‘PIBG has smaller role to play in gov’t secondary schools’
THE profile of the Parent-Teacher Association (PIBG) in government schools has a tendency to diminish after primary education, according to the chairperson of the association’s first workshop in Belait.
Mohd Hatta Hj Suhaili, an officer at the Ministry of Education’s Department of Schools, said the influence and membership of the association is positively seen in primary government schools across the country, correlating with better achievement in the Primary School Assessment (PSR) examinations, where its presence is the highest.
But several factors, the biggest being a more distant relationship between parent and child, has led to a steady decline in the influence and membership of the association in secondary schools.
Hatta said parents are more likely to leave teenagers, who actively seek more independence, to their own devices.
“While children eventually need to become more independent, the parents’ role in encouraging and addressing their children's needs in secondary education is still very vital,” said Hatta.
Attendance is one area that affects both primary and secondary schools, which the association - due to its membership composition - has the ability to address.
“Making a difference to attendance is an issue that needs to be understood from the ground up, starting with parents.
“Solutions offered need to be ones that will actually be used, and the association can offer the MoE insight into what’s needed,” said Hatta.
Sayydina Ali Secondary School’s deputy principal said secondary students could also face other social and academic problems that require the counsel of parents.

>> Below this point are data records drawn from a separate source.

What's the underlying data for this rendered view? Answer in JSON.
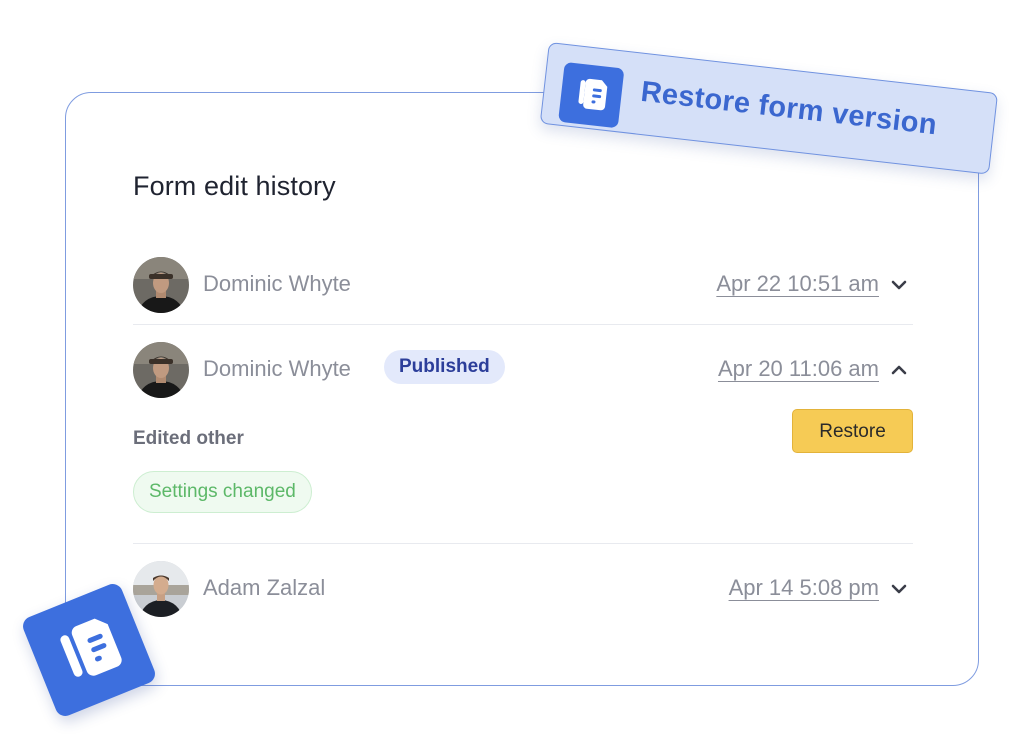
{
  "card": {
    "title": "Form edit history"
  },
  "entries": [
    {
      "user": "Dominic Whyte",
      "avatar": "avatar-dominic",
      "date": "Apr 22 10:51 am",
      "chevron": "chevron-down-icon",
      "expanded": false
    },
    {
      "user": "Dominic Whyte",
      "avatar": "avatar-dominic",
      "badge": "Published",
      "date": "Apr 20 11:06 am",
      "chevron": "chevron-up-icon",
      "expanded": true,
      "details": {
        "label": "Edited other",
        "changes": [
          "Settings changed"
        ],
        "restore_label": "Restore"
      }
    },
    {
      "user": "Adam Zalzal",
      "avatar": "avatar-adam",
      "date": "Apr 14 5:08 pm",
      "chevron": "chevron-down-icon",
      "expanded": false
    }
  ],
  "callout": {
    "text": "Restore form version",
    "icon": "form-logo-icon"
  },
  "corner_logo": {
    "icon": "form-logo-icon"
  },
  "colors": {
    "brand_blue": "#3d6fde",
    "restore_button": "#f6cb55",
    "badge_bg": "#e3e9fb",
    "chip_green": "#5cb868",
    "card_border": "#7f9ce0"
  }
}
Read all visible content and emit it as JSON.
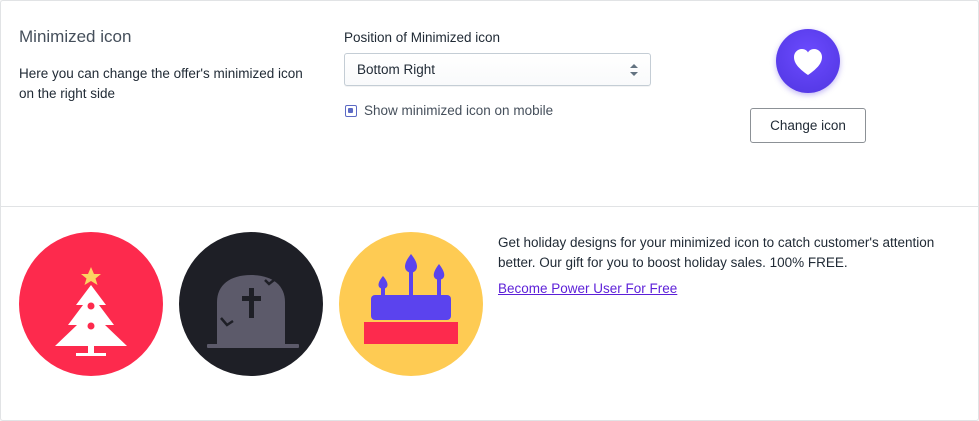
{
  "settings": {
    "title": "Minimized icon",
    "description": "Here you can change the offer's minimized icon on the right side",
    "position_label": "Position of Minimized icon",
    "position_value": "Bottom Right",
    "mobile_checkbox_label": "Show minimized icon on mobile",
    "mobile_checkbox_checked": true,
    "change_icon_button": "Change icon",
    "preview_icon": "heart-icon",
    "accent_color": "#5c3bf0"
  },
  "holiday": {
    "text": "Get holiday designs for your minimized icon to catch customer's attention better. Our gift for you to boost holiday sales. 100% FREE.",
    "link": "Become Power User For Free",
    "designs": [
      {
        "icon": "christmas-tree-icon",
        "color": "#fd2a4d"
      },
      {
        "icon": "tombstone-icon",
        "color": "#1e1f26"
      },
      {
        "icon": "birthday-cake-icon",
        "color": "#fecb53"
      }
    ]
  }
}
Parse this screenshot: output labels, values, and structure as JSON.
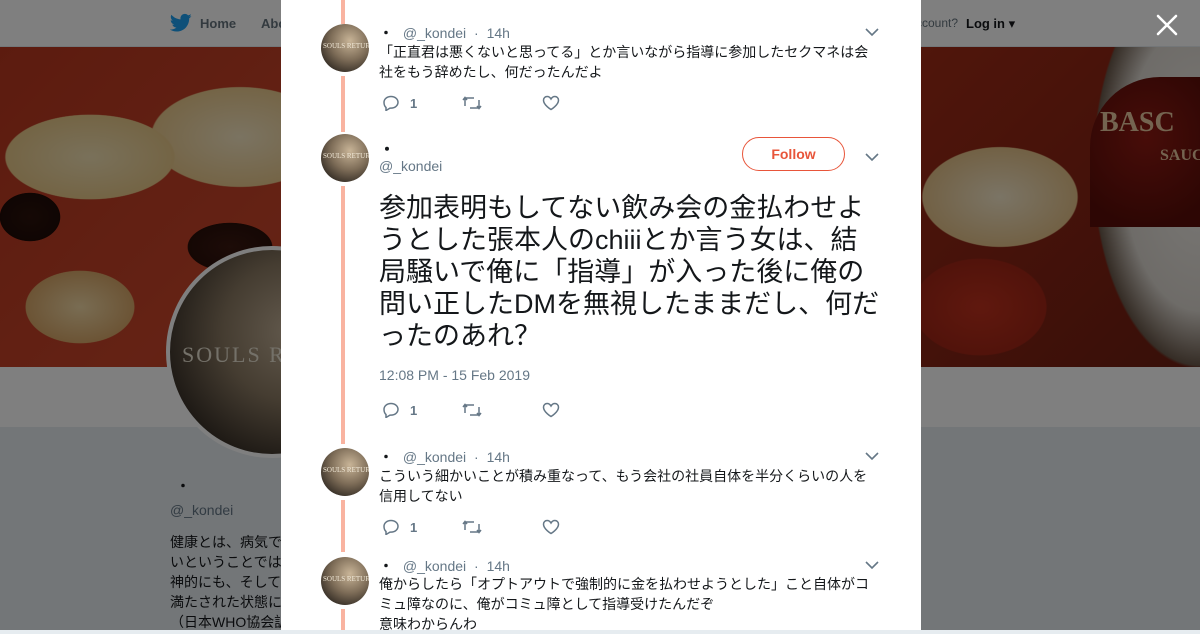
{
  "topbar": {
    "home_label": "Home",
    "about_label": "Abo",
    "account_text": "ccount?",
    "login_label": "Log in"
  },
  "banner": {
    "bottle_text": "BASC",
    "bottle_sub": "SAUCE"
  },
  "profile": {
    "avatar_text": "SOULS RET",
    "name": "・",
    "handle": "@_kondei",
    "bio_lines": [
      "健康とは、病気で",
      "いということでは",
      "神的にも、そして",
      "満たされた状態に",
      "（日本WHO協会訳"
    ]
  },
  "tweets": [
    {
      "name": "・",
      "handle": "@_kondei",
      "time": "14h",
      "text": "「正直君は悪くないと思ってる」とか言いながら指導に参加したセクマネは会社をもう辞めたし、何だったんだよ",
      "reply_count": "1"
    },
    {
      "name": "・",
      "handle": "@_kondei",
      "follow_label": "Follow",
      "text": "参加表明もしてない飲み会の金払わせようとした張本人のchiiiとか言う女は、結局騒いで俺に「指導」が入った後に俺の問い正したDMを無視したままだし、何だったのあれ？",
      "timestamp": "12:08 PM - 15 Feb 2019",
      "reply_count": "1"
    },
    {
      "name": "・",
      "handle": "@_kondei",
      "time": "14h",
      "text": "こういう細かいことが積み重なって、もう会社の社員自体を半分くらいの人を信用してない",
      "reply_count": "1"
    },
    {
      "name": "・",
      "handle": "@_kondei",
      "time": "14h",
      "text": "俺からしたら「オプトアウトで強制的に金を払わせようとした」こと自体がコミュ障なのに、俺がコミュ障として指導受けたんだぞ\n意味わからんわ"
    }
  ],
  "avatar_text": "SOULS RETURN",
  "colors": {
    "accent": "#e8553a",
    "thread_line": "#f9b3a0",
    "twitter_blue": "#1da1f2",
    "muted": "#657786",
    "text": "#14171a"
  },
  "icons": {
    "logo": "twitter-bird-icon",
    "close": "close-icon",
    "reply": "reply-icon",
    "retweet": "retweet-icon",
    "like": "heart-icon",
    "caret": "chevron-down-icon"
  }
}
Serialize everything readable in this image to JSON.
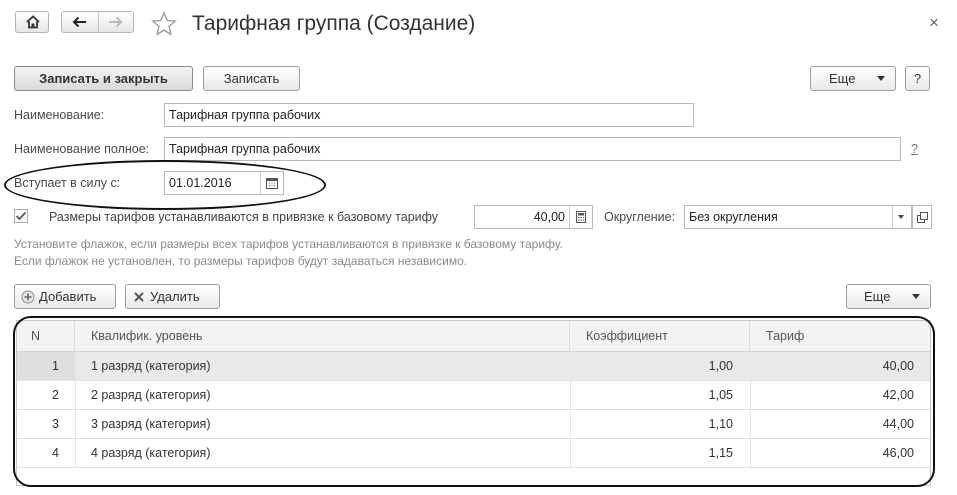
{
  "window": {
    "title": "Тарифная группа (Создание)",
    "close_glyph": "×"
  },
  "toolbar": {
    "save_close_label": "Записать и закрыть",
    "save_label": "Записать",
    "more_label": "Еще",
    "help_label": "?"
  },
  "form": {
    "name_label": "Наименование:",
    "name_value": "Тарифная группа рабочих",
    "full_name_label": "Наименование полное:",
    "full_name_value": "Тарифная группа рабочих",
    "full_name_help": "?",
    "effective_label": "Вступает в силу с:",
    "effective_value": "01.01.2016",
    "base_tariff_checkbox_label": "Размеры тарифов устанавливаются в привязке к базовому тарифу",
    "base_tariff_checked": true,
    "base_tariff_value": "40,00",
    "rounding_label": "Округление:",
    "rounding_value": "Без округления",
    "hint_line1": "Установите флажок, если размеры всех тарифов устанавливаются в привязке к базовому тарифу.",
    "hint_line2": "Если флажок не установлен, то размеры тарифов будут задаваться независимо."
  },
  "table_toolbar": {
    "add_label": "Добавить",
    "delete_label": "Удалить",
    "more_label": "Еще"
  },
  "table": {
    "columns": [
      "N",
      "Квалифик. уровень",
      "Коэффициент",
      "Тариф"
    ],
    "rows": [
      {
        "n": "1",
        "level": "1 разряд (категория)",
        "coef": "1,00",
        "tariff": "40,00"
      },
      {
        "n": "2",
        "level": "2 разряд (категория)",
        "coef": "1,05",
        "tariff": "42,00"
      },
      {
        "n": "3",
        "level": "3 разряд (категория)",
        "coef": "1,10",
        "tariff": "44,00"
      },
      {
        "n": "4",
        "level": "4 разряд (категория)",
        "coef": "1,15",
        "tariff": "46,00"
      }
    ]
  }
}
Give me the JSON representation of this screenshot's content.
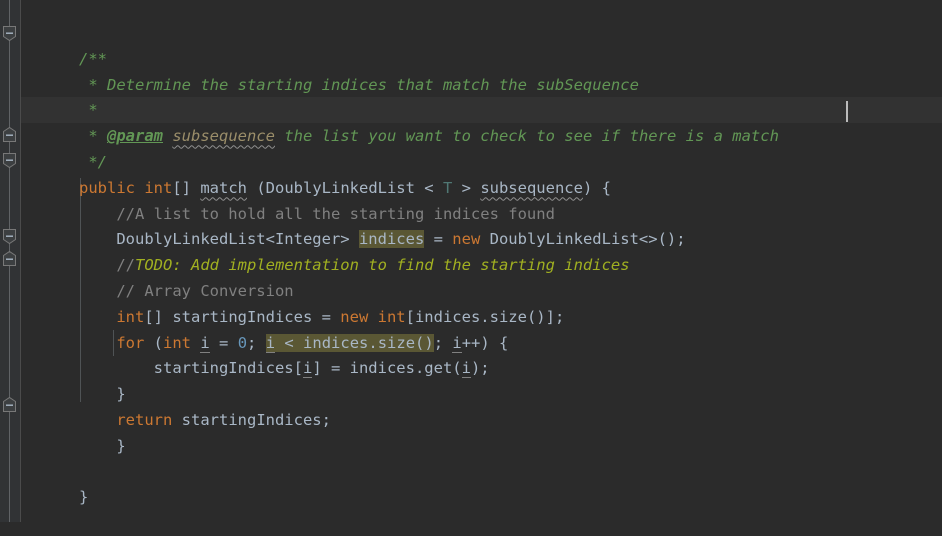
{
  "editor": {
    "theme": "darcula",
    "background": "#2b2b2b",
    "gutter_background": "#313335",
    "current_line_background": "#323232",
    "caret_color": "#bbbbbb",
    "identifier_highlight_color": "#5a5734",
    "colors": {
      "keyword": "#cc7832",
      "default_text": "#a9b7c6",
      "line_comment": "#808080",
      "javadoc": "#629755",
      "javadoc_param_name": "#9b8e6a",
      "todo": "#a1b021",
      "number": "#6897bb",
      "type_parameter": "#507874",
      "warning_squiggle": "#909090",
      "indent_guide": "#4f5355",
      "fold_rail": "#606366"
    },
    "caret_line_index": 3,
    "caret_column_text": "match"
  },
  "gutter": {
    "fold_markers": [
      {
        "name": "fold-marker-javadoc-start",
        "state": "expanded",
        "line": 0
      },
      {
        "name": "fold-marker-javadoc-end",
        "state": "expanded",
        "line": 4
      },
      {
        "name": "fold-marker-method-start",
        "state": "expanded",
        "line": 5
      },
      {
        "name": "fold-marker-for-start",
        "state": "expanded",
        "line": 11
      },
      {
        "name": "fold-marker-for-end",
        "state": "expanded",
        "line": 12
      },
      {
        "name": "fold-marker-class-end",
        "state": "expanded",
        "line": 17
      }
    ]
  },
  "code": {
    "lines": [
      {
        "index": 0,
        "name": "code-line-javadoc-open",
        "text": "/**"
      },
      {
        "index": 1,
        "name": "code-line-javadoc-description",
        "text": " * Determine the starting indices that match the subSequence"
      },
      {
        "index": 2,
        "name": "code-line-javadoc-blank",
        "text": " *"
      },
      {
        "index": 3,
        "name": "code-line-javadoc-param",
        "text": " * @param subsequence the list you want to check to see if there is a match",
        "tag": "@param",
        "param_name": "subsequence",
        "param_description": "the list you want to check to see if there is a match",
        "is_current_line": true
      },
      {
        "index": 4,
        "name": "code-line-javadoc-close",
        "text": " */"
      },
      {
        "index": 5,
        "name": "code-line-method-signature",
        "text": "public int[] match (DoublyLinkedList < T > subsequence) {"
      },
      {
        "index": 6,
        "name": "code-line-comment-list-hold",
        "text": "    //A list to hold all the starting indices found"
      },
      {
        "index": 7,
        "name": "code-line-declare-indices",
        "text": "    DoublyLinkedList<Integer> indices = new DoublyLinkedList<>();"
      },
      {
        "index": 8,
        "name": "code-line-todo",
        "text": "    //TODO: Add implementation to find the starting indices"
      },
      {
        "index": 9,
        "name": "code-line-comment-array-conversion",
        "text": "    // Array Conversion"
      },
      {
        "index": 10,
        "name": "code-line-declare-startingindices",
        "text": "    int[] startingIndices = new int[indices.size()];"
      },
      {
        "index": 11,
        "name": "code-line-for-loop",
        "text": "    for (int i = 0; i < indices.size(); i++) {"
      },
      {
        "index": 12,
        "name": "code-line-assign-element",
        "text": "        startingIndices[i] = indices.get(i);"
      },
      {
        "index": 13,
        "name": "code-line-for-close-brace",
        "text": "    }"
      },
      {
        "index": 14,
        "name": "code-line-return",
        "text": "    return startingIndices;"
      },
      {
        "index": 15,
        "name": "code-line-method-close-brace",
        "text": "    }"
      },
      {
        "index": 16,
        "name": "code-line-blank",
        "text": ""
      },
      {
        "index": 17,
        "name": "code-line-class-close-brace",
        "text": "}"
      }
    ],
    "highlighted_occurrences": [
      "indices",
      "i < indices.size()"
    ],
    "warning_squiggles": [
      "match",
      "subsequence"
    ]
  }
}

“The ‘middle-man’ role the association has between school staff and students still has value for secondary education as teens have yet to mature into full adults,” said Mohd Shamry Hj Md Sani.
The Brunei Times